RECORDS FOR PROCESSING:
━━━━━━

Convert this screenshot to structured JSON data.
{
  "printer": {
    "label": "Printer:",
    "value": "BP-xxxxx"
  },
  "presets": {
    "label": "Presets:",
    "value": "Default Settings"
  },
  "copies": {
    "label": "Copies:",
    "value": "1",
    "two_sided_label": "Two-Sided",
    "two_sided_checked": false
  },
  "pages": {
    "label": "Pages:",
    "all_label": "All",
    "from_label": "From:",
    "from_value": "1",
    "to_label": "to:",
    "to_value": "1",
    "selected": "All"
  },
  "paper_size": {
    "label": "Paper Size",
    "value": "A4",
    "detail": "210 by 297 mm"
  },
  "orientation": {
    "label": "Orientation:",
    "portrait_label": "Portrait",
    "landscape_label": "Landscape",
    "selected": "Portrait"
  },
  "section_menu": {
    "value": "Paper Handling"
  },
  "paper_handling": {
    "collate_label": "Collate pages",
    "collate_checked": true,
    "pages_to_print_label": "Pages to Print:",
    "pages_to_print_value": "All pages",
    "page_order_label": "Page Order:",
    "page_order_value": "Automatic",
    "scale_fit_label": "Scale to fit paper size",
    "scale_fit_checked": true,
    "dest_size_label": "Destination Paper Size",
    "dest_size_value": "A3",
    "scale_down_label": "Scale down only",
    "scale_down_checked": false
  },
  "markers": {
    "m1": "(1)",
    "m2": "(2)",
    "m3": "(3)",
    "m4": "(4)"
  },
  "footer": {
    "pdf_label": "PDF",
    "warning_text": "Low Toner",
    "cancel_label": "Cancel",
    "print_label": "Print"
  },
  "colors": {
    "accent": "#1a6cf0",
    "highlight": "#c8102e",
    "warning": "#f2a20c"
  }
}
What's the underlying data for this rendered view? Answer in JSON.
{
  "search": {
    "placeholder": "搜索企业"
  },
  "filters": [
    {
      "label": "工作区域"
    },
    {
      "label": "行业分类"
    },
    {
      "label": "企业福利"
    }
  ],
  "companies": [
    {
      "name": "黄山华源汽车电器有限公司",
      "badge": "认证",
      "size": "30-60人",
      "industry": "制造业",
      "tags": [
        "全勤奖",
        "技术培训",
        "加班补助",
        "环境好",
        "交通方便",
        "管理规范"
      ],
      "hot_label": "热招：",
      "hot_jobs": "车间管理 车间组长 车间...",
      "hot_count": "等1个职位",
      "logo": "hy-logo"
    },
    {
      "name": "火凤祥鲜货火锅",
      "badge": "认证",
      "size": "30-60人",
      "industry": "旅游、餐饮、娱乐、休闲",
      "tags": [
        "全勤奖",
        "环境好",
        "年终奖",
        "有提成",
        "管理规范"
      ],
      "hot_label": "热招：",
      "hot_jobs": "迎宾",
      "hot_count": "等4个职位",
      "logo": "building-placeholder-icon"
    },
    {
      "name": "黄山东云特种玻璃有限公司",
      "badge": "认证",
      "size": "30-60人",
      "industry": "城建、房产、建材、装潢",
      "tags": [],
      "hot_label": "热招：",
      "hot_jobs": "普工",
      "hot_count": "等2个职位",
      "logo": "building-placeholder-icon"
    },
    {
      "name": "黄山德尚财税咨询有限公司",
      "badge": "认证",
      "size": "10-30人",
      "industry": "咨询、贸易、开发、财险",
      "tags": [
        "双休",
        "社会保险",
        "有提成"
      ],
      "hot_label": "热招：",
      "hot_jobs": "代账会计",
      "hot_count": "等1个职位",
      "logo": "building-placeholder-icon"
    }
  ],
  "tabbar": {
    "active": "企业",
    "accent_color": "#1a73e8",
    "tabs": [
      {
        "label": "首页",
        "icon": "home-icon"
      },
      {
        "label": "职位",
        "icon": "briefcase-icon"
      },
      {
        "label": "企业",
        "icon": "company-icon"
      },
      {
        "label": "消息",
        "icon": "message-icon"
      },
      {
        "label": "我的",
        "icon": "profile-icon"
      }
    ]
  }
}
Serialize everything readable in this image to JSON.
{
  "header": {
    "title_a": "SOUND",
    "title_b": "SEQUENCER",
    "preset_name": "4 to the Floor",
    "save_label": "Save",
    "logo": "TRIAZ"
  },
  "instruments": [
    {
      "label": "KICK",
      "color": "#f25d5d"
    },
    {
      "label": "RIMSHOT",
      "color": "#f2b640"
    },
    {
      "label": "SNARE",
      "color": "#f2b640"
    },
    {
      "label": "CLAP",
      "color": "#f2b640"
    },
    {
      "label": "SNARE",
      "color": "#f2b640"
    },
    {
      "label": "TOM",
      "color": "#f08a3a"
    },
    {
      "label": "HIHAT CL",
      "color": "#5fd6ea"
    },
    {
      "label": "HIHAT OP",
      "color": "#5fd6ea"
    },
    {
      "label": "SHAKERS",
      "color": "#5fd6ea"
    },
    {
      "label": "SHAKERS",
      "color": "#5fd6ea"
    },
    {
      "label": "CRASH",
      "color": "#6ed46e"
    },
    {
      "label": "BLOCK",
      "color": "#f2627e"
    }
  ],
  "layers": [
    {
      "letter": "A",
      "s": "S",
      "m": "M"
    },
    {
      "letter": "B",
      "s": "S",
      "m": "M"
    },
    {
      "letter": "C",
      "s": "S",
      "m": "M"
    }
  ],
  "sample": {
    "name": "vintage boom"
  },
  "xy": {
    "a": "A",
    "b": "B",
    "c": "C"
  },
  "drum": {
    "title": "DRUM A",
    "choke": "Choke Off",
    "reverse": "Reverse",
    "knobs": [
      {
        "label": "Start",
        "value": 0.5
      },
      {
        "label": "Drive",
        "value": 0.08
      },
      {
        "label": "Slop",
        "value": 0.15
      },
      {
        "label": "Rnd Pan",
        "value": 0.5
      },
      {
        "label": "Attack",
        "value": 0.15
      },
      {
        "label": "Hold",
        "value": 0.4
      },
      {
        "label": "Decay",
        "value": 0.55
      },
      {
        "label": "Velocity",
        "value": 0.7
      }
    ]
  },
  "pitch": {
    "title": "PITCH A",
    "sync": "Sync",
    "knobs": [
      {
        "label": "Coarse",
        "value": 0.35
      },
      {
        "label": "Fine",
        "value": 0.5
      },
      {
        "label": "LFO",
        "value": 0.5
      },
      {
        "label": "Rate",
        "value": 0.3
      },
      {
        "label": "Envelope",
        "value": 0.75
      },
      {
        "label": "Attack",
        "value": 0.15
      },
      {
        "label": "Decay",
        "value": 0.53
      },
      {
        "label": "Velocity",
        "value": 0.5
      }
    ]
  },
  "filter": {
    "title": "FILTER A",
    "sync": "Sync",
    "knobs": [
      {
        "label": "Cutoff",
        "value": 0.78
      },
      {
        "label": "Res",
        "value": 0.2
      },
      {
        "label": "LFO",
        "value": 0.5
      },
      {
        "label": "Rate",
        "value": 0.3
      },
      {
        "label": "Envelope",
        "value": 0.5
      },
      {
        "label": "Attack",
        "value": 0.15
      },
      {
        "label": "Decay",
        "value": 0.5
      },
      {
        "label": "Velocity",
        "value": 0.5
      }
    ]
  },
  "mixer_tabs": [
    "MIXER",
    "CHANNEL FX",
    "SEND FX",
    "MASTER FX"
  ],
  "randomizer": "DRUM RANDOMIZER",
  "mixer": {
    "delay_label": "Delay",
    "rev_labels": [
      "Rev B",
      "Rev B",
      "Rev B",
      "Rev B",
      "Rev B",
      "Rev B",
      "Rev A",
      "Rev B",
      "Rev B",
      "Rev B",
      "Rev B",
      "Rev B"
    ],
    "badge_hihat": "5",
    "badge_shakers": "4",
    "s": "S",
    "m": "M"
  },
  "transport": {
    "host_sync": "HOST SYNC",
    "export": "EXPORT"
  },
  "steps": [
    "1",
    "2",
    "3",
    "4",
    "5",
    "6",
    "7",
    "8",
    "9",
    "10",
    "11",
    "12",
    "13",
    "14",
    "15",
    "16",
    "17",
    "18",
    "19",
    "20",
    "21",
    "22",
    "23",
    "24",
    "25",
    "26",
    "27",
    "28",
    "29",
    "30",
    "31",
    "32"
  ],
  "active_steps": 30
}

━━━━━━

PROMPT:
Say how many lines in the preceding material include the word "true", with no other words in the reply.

YOUR RESPONSE:
2